The Progressive Conservative Party of Ontario is a rambunctious outfit. It's been said that a member vote could be taken to reaffirm our colour as blue and a third would vote it down – just, well, because.
In good times, it's part of our charm: Ours is a wide-open party, full of people with good intentions and bursting with ideas for making Ontario a better place. In difficult times, however, the tendency borders on suicidal. And these suddenly appear to have become difficult times. The question we need to ask is, why?
Mindful of this quirk of ours, I watched with dread as Premier Kathleen Wynne called the five Aug. 1 by-elections – in the dead of summer, guaranteeing a meagre voter turnout, which every student of politics knows favours the incumbents (who've won 18 of the last 26 since 1995). In fact, the last time the Ontario PCs won a by-election in a seat we didn't already hold was in 1994, just months before Mike Harris's first majority win – from third place.
Still, Windsor-Tecumseh delivered its best PC showing since 1963, as noted by The Windsor Star. The second, in London West, was scrambled by the Liberals' unfathomable decision to rig the nomination for the very teachers union turncoat who, just months before, had boasted of the havoc he had wrought for the party. This ensured just the kind of "Berlin Airlift" of concentrated union muscle in support of the New Democrats we all saw on lurid display in last September's contest in Kitchener-Waterloo. The third, in Scarborough-Guildwood, remained Liberal owing to a shameless vote-buying about-face in favour of subways. (Whiff of gas, anyone?) A fourth, in Ottawa South, has been a McGuinty family fief for a generation. Despite these obstacles, we finished second in all four.
That left Etobicoke-Lakeshore – the scene of a breakthrough. Not since 1999 has a Conservative won anywhere within the 416. This is an undeniable achievement for leader Tim Hudak – as well as for candidate Doug Holyday, of course.
Across the board, the Progressive Conservatives garnered far more votes than either of the other two, in a demonstration of momentum that foretells victory in the next election: 54,368 PC votes, versus 47,213 for the Liberals and 45,941 for the NDP. Indeed, the Liberal vote collapsed in all of them – each a former Liberal fortress held by four ministers and one premier. But now, "the knives are out," all because of wonky splits on the left and a couple of predictably erroneous polls.
In fact, these aren't knives.

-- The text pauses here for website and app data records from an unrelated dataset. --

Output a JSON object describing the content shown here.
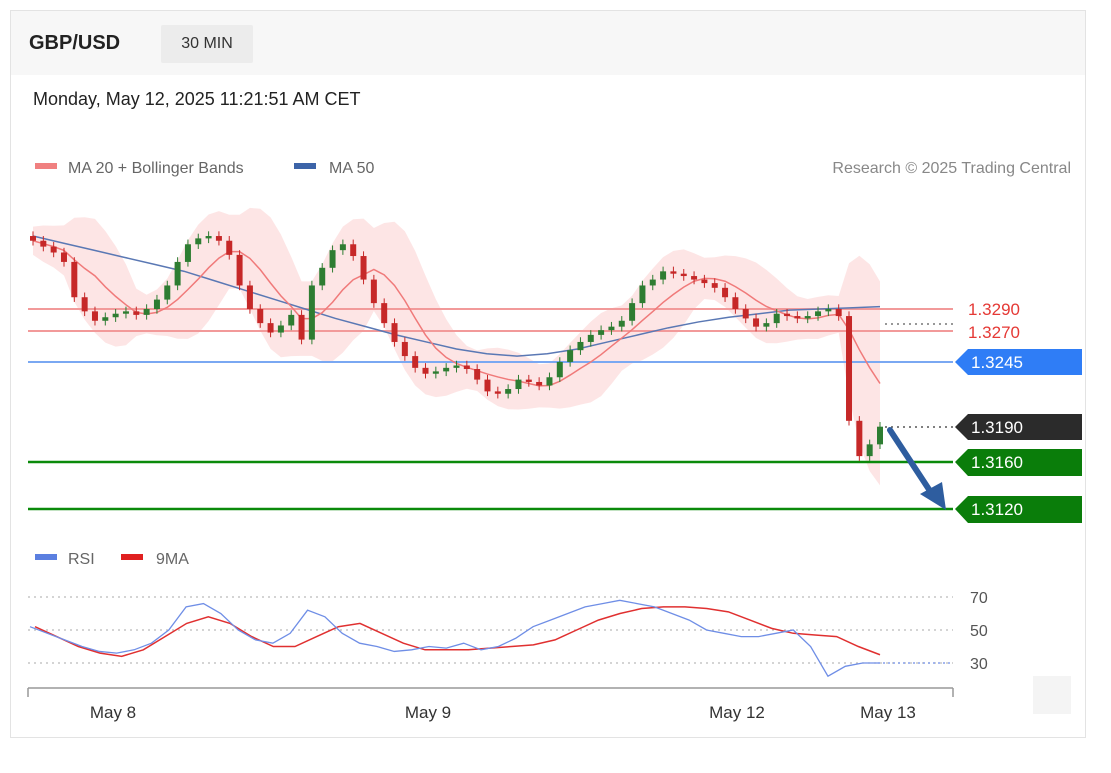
{
  "header": {
    "symbol": "GBP/USD",
    "timeframe": "30 MIN",
    "datetime": "Monday, May 12, 2025 11:21:51 AM CET"
  },
  "legend": {
    "ma20_label": "MA 20 + Bollinger Bands",
    "ma50_label": "MA 50",
    "ma20_color": "#f08080",
    "ma50_color": "#3c64a8",
    "credit": "Research © 2025 Trading Central"
  },
  "rsi_legend": {
    "rsi_label": "RSI",
    "ma9_label": "9MA",
    "rsi_color": "#5b7fe0",
    "ma9_color": "#e02020"
  },
  "chart_data": [
    {
      "type": "line",
      "title": "GBP/USD",
      "timeframe": "30 MIN",
      "x_tick_labels": [
        "May 8",
        "May 9",
        "May 12",
        "May 13"
      ],
      "levels": [
        {
          "label": "1.3290",
          "value": 1.329,
          "color": "#e53935",
          "style": "resistance"
        },
        {
          "label": "1.3270",
          "value": 1.327,
          "color": "#e53935",
          "style": "resistance"
        },
        {
          "label": "1.3245",
          "value": 1.3245,
          "color": "#2f7df6",
          "style": "pivot"
        },
        {
          "label": "1.3190",
          "value": 1.319,
          "color": "#2b2b2b",
          "style": "last-price"
        },
        {
          "label": "1.3160",
          "value": 1.316,
          "color": "#0a7d0a",
          "style": "support"
        },
        {
          "label": "1.3120",
          "value": 1.312,
          "color": "#0a7d0a",
          "style": "support"
        }
      ],
      "close_series": [
        1.3348,
        1.3343,
        1.3338,
        1.333,
        1.33,
        1.3288,
        1.328,
        1.3283,
        1.3286,
        1.3288,
        1.3285,
        1.329,
        1.3298,
        1.331,
        1.333,
        1.3345,
        1.335,
        1.3352,
        1.3348,
        1.3336,
        1.331,
        1.329,
        1.3278,
        1.327,
        1.3276,
        1.3285,
        1.3264,
        1.331,
        1.3325,
        1.334,
        1.3345,
        1.3335,
        1.3315,
        1.3295,
        1.3278,
        1.3262,
        1.325,
        1.324,
        1.3235,
        1.3237,
        1.324,
        1.3242,
        1.3239,
        1.323,
        1.322,
        1.3218,
        1.3222,
        1.323,
        1.3228,
        1.3225,
        1.3232,
        1.3245,
        1.3255,
        1.3262,
        1.3268,
        1.3272,
        1.3275,
        1.328,
        1.3295,
        1.331,
        1.3315,
        1.3322,
        1.332,
        1.3318,
        1.3315,
        1.3312,
        1.3308,
        1.33,
        1.329,
        1.3282,
        1.3275,
        1.3278,
        1.3286,
        1.3284,
        1.3282,
        1.3284,
        1.3288,
        1.329,
        1.3284,
        1.3195,
        1.3165,
        1.3175,
        1.319
      ],
      "ma50_series": [
        1.3352,
        1.3346,
        1.334,
        1.3334,
        1.3328,
        1.3322,
        1.3314,
        1.3306,
        1.3298,
        1.329,
        1.3282,
        1.3275,
        1.3268,
        1.3262,
        1.3256,
        1.3252,
        1.325,
        1.3252,
        1.3256,
        1.3262,
        1.3268,
        1.3274,
        1.3279,
        1.3283,
        1.3286,
        1.3289,
        1.329,
        1.3291,
        1.3292
      ],
      "rsi_series": [
        52,
        48,
        44,
        40,
        37,
        36,
        38,
        42,
        50,
        64,
        66,
        60,
        50,
        44,
        42,
        48,
        62,
        58,
        48,
        42,
        40,
        37,
        38,
        40,
        39,
        42,
        38,
        40,
        45,
        52,
        56,
        60,
        64,
        66,
        68,
        66,
        64,
        60,
        56,
        50,
        48,
        46,
        46,
        48,
        50,
        40,
        22,
        28,
        30,
        30
      ],
      "rsi_ma9_series": [
        52,
        46,
        40,
        36,
        34,
        38,
        46,
        54,
        58,
        54,
        46,
        40,
        40,
        46,
        52,
        54,
        48,
        42,
        38,
        38,
        38,
        39,
        40,
        41,
        44,
        50,
        56,
        60,
        63,
        64,
        64,
        63,
        61,
        56,
        51,
        48,
        47,
        46,
        40,
        35
      ],
      "rsi_levels": [
        70,
        50,
        30
      ],
      "ylabel": ""
    }
  ]
}
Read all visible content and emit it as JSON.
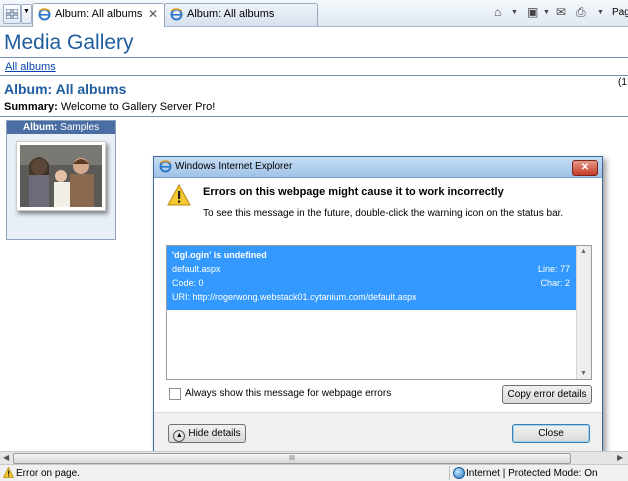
{
  "browser": {
    "tabs": [
      {
        "label": "Album: All albums",
        "active": true
      },
      {
        "label": "Album: All albums",
        "active": false
      }
    ],
    "page_menu_label": "Pag"
  },
  "page": {
    "gallery_title": "Media Gallery",
    "breadcrumb": "All albums",
    "page_indicator": "(1",
    "album_heading": "Album: All albums",
    "summary_label": "Summary:",
    "summary_text": "Welcome to Gallery Server Pro!",
    "thumbnail": {
      "caption_label": "Album:",
      "caption_value": "Samples"
    }
  },
  "dialog": {
    "title": "Windows Internet Explorer",
    "heading": "Errors on this webpage might cause it to work incorrectly",
    "hint": "To see this message in the future, double-click the warning icon on the status bar.",
    "error": {
      "message": "'dgl.ogin' is undefined",
      "file": "default.aspx",
      "line": "Line: 77",
      "code": "Code: 0",
      "char": "Char: 2",
      "uri": "URI: http://rogerwong.webstack01.cytanium.com/default.aspx"
    },
    "checkbox_label": "Always show this message for webpage errors",
    "checkbox_checked": false,
    "copy_button": "Copy error details",
    "hide_button": "Hide details",
    "close_button": "Close"
  },
  "statusbar": {
    "text": "Error on page.",
    "zone": "Internet | Protected Mode: On"
  },
  "colors": {
    "accent": "#1f5d9e",
    "selection": "#3399ff",
    "titlebar": "#9fc2e8"
  }
}
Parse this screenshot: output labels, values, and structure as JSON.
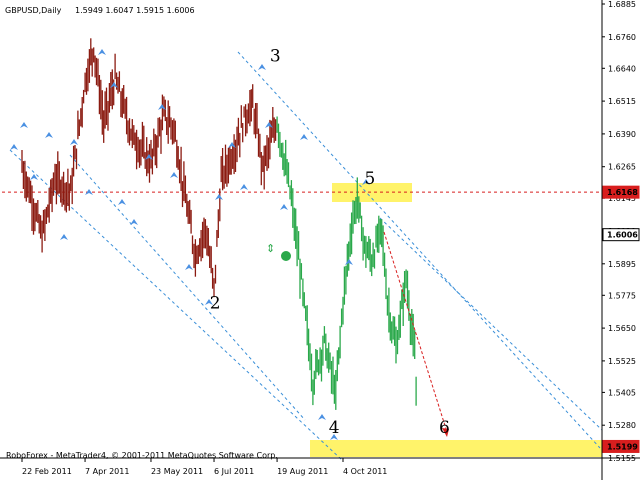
{
  "header": {
    "symbol": "GBPUSD,Daily",
    "quote": "1.5949 1.6047 1.5915 1.6006"
  },
  "footer": {
    "credit": "RoboForex - MetaTrader4, © 2001-2011 MetaQuotes Software Corp."
  },
  "colors": {
    "background": "#ffffff",
    "bull_bar": "#2aa84a",
    "bear_bar": "#8b1a10",
    "channel_line": "#3a8fd8",
    "fractal_arrow": "#4a90e2",
    "resistance_line": "#d81e1e",
    "highlight_zone": "#fff36a",
    "current_price_box": "#000000",
    "level_box": "#d81e1e"
  },
  "chart_data": {
    "type": "line",
    "title": "",
    "xlabel": "",
    "ylabel": "",
    "ylim": [
      1.5155,
      1.6885
    ],
    "grid": false,
    "y_ticks": [
      "1.6885",
      "1.6760",
      "1.6640",
      "1.6515",
      "1.6390",
      "1.6265",
      "1.6145",
      "1.6020",
      "1.5895",
      "1.5775",
      "1.5650",
      "1.5525",
      "1.5405",
      "1.5280",
      "1.5155"
    ],
    "x_ticks": [
      "22 Feb 2011",
      "7 Apr 2011",
      "23 May 2011",
      "6 Jul 2011",
      "19 Aug 2011",
      "4 Oct 2011"
    ],
    "series": [
      {
        "x": [
          "2011-02-22",
          "2011-03-08",
          "2011-03-17",
          "2011-03-28",
          "2011-04-07",
          "2011-04-13",
          "2011-04-20",
          "2011-04-28",
          "2011-05-10",
          "2011-05-23",
          "2011-06-01",
          "2011-06-08",
          "2011-06-17",
          "2011-06-23",
          "2011-06-30",
          "2011-07-06",
          "2011-07-11",
          "2011-07-20",
          "2011-07-28",
          "2011-08-02",
          "2011-08-09",
          "2011-08-19",
          "2011-08-29",
          "2011-09-05",
          "2011-09-13",
          "2011-09-21",
          "2011-09-29",
          "2011-10-04",
          "2011-10-10",
          "2011-10-14",
          "2011-10-19",
          "2011-10-24",
          "2011-10-31",
          "2011-11-04",
          "2011-11-10",
          "2011-11-17",
          "2011-11-23",
          "2011-11-25"
        ],
        "values": [
          1.627,
          1.6,
          1.622,
          1.617,
          1.659,
          1.672,
          1.643,
          1.66,
          1.638,
          1.628,
          1.646,
          1.641,
          1.611,
          1.593,
          1.603,
          1.58,
          1.622,
          1.633,
          1.646,
          1.65,
          1.626,
          1.644,
          1.614,
          1.583,
          1.545,
          1.56,
          1.54,
          1.575,
          1.604,
          1.614,
          1.596,
          1.591,
          1.603,
          1.575,
          1.557,
          1.584,
          1.555,
          1.52
        ]
      }
    ],
    "price_levels": [
      {
        "value": 1.6168,
        "label": "1.6168",
        "kind": "resistance"
      },
      {
        "value": 1.6006,
        "label": "1.6006",
        "kind": "current"
      },
      {
        "value": 1.5199,
        "label": "1.5199",
        "kind": "target"
      }
    ],
    "wave_labels": [
      {
        "text": "2",
        "x": "2011-07-03",
        "y": 1.5725
      },
      {
        "text": "3",
        "x": "2011-08-14",
        "y": 1.6665
      },
      {
        "text": "4",
        "x": "2011-09-24",
        "y": 1.525
      },
      {
        "text": "5",
        "x": "2011-10-19",
        "y": 1.62
      },
      {
        "text": "6",
        "x": "2011-12-10",
        "y": 1.525
      }
    ]
  }
}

They're plastic spoons, wielded by a handful of cranks and abetted by a clique of narcissists who have opted to put their own political vanity ahead of the best interests of a Conservative enterprise that is clearly on the move. The core group of agitators remains largely anonymous, too – just when I imagine Ontarians are fed up with nameless "sources" conducting their vendettas through the media.
This, in turn, has led to a torrent of incoherent commentary: Hudak has no policy. No, Hudak has plenty of policy, but it's too right-wing. No, it's not right-wing enough. Hudak is no Mike Harris. Hudak is a Mike Harris clone. Hudak is too nice. Hudak is too mean.
Around and around it goes, threatening to tear us apart from within just when we should be bracing for victory in an election as early as this fall, on the strength of measurable momentum behind a capable and good man with a clear plan for turning Ontario around: lower taxes, affordable energy, leaner and more accountable government, an assault on the Liberals' utterly unsustainable deficits and debt.
Mr. Hudak is right. He's been right all along. It's time to put away the pirate hats and wooden swords, and let him get on with the job of defeating a corrupt, exhausted and dangerously profligate Liberal regime. Ontario conservatives have seen this movie before. As in 1995, let's play it to the final reel, and another happy ending.
Peter Varley is a former director of communications in Ontario's Office of the Leader of the Opposition.